» PROBLEM DETAILS
Report the count of lines in the records that contain "hrabro", without any added text.

[[ DATA TO USE open ]]

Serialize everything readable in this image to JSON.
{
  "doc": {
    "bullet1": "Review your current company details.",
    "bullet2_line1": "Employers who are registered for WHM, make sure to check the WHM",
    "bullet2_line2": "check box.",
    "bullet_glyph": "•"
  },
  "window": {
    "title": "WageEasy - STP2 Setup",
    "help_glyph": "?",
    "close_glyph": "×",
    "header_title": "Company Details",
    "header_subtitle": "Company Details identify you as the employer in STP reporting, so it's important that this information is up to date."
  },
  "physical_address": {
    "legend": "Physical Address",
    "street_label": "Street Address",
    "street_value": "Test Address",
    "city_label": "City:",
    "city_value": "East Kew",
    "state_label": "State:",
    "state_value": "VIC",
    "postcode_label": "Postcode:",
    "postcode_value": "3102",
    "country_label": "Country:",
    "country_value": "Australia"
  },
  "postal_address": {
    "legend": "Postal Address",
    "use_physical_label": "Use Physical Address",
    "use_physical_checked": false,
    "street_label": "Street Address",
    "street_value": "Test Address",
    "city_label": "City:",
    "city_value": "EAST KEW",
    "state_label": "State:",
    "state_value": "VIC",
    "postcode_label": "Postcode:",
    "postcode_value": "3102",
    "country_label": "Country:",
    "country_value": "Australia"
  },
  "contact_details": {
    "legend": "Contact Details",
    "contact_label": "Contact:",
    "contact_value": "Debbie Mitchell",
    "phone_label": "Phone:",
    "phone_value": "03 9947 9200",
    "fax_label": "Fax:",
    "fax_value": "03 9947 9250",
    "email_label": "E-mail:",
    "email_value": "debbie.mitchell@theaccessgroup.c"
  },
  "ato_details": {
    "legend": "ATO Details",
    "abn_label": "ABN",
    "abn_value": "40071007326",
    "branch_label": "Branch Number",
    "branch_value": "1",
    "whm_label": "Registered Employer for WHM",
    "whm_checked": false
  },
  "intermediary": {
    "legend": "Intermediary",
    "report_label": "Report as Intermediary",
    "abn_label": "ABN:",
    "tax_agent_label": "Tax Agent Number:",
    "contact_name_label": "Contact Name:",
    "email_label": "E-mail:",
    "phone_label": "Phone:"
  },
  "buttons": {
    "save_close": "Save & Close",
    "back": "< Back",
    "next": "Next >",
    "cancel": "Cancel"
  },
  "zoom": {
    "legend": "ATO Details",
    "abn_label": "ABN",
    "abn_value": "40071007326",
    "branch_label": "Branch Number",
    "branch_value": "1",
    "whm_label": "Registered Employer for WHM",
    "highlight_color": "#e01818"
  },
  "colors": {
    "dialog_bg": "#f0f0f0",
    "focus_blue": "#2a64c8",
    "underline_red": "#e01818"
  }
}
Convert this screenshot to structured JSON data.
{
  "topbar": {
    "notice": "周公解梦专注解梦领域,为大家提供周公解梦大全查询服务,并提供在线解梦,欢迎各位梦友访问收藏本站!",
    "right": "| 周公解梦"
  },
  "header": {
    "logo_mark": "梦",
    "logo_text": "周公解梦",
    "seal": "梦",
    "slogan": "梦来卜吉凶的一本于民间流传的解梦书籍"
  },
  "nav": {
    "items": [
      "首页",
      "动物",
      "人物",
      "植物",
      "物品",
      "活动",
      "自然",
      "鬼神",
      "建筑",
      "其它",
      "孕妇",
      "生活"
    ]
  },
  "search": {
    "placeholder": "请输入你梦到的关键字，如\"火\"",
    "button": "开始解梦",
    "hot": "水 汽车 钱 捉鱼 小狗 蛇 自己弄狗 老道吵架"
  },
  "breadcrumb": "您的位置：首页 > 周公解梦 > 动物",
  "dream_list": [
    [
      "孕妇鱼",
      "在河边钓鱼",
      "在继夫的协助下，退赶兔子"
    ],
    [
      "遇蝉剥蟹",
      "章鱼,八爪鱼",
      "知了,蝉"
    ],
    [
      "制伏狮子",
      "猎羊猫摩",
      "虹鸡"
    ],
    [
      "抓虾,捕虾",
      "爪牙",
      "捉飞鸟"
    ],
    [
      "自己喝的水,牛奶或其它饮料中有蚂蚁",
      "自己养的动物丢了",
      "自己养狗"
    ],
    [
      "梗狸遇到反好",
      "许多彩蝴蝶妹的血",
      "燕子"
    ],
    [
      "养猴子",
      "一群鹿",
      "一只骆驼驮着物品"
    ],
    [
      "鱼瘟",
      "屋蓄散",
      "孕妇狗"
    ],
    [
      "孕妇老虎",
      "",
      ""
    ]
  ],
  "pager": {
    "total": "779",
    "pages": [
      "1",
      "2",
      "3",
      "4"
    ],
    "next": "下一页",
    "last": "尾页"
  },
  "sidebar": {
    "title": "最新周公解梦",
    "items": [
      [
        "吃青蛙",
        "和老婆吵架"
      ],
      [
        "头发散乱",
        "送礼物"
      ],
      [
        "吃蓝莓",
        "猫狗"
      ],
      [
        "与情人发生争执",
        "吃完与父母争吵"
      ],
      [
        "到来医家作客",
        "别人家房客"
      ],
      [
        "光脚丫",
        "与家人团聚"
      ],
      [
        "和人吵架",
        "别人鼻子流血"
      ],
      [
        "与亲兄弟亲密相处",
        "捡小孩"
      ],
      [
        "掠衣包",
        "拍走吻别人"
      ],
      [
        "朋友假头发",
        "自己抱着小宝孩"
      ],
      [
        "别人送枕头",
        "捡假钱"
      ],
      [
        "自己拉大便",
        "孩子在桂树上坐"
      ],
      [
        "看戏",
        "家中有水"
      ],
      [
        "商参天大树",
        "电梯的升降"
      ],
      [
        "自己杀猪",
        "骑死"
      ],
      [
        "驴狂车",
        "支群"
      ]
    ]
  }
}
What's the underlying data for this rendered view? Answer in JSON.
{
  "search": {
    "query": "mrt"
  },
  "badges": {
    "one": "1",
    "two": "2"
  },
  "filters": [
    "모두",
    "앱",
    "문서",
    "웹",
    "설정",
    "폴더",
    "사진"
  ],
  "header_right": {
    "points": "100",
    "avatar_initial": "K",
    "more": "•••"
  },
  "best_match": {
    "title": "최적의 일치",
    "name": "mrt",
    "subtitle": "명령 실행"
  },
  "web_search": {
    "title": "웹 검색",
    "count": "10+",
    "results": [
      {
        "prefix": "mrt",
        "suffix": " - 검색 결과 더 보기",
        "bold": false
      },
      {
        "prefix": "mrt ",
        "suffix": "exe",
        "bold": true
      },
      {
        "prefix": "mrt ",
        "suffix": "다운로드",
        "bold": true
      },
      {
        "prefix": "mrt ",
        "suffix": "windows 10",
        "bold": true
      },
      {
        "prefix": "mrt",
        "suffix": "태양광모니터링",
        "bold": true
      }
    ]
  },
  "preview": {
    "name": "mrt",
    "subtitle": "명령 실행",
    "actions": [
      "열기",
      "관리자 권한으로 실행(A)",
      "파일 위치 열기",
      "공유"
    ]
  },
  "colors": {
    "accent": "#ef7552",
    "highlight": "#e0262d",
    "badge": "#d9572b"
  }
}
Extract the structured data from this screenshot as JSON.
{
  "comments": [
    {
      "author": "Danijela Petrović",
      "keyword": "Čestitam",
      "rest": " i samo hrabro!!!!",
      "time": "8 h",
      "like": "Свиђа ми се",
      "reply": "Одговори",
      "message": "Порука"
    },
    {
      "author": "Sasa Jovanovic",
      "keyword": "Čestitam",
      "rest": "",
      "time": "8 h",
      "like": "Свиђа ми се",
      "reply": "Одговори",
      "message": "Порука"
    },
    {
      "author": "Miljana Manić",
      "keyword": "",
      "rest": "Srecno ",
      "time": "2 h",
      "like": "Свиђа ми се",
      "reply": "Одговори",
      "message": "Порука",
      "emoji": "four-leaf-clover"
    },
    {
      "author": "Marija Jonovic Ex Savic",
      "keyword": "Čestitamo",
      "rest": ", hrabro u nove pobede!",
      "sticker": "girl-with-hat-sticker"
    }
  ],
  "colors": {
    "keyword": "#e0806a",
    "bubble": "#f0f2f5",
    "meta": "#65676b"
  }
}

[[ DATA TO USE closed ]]

» ANSWER AREA
2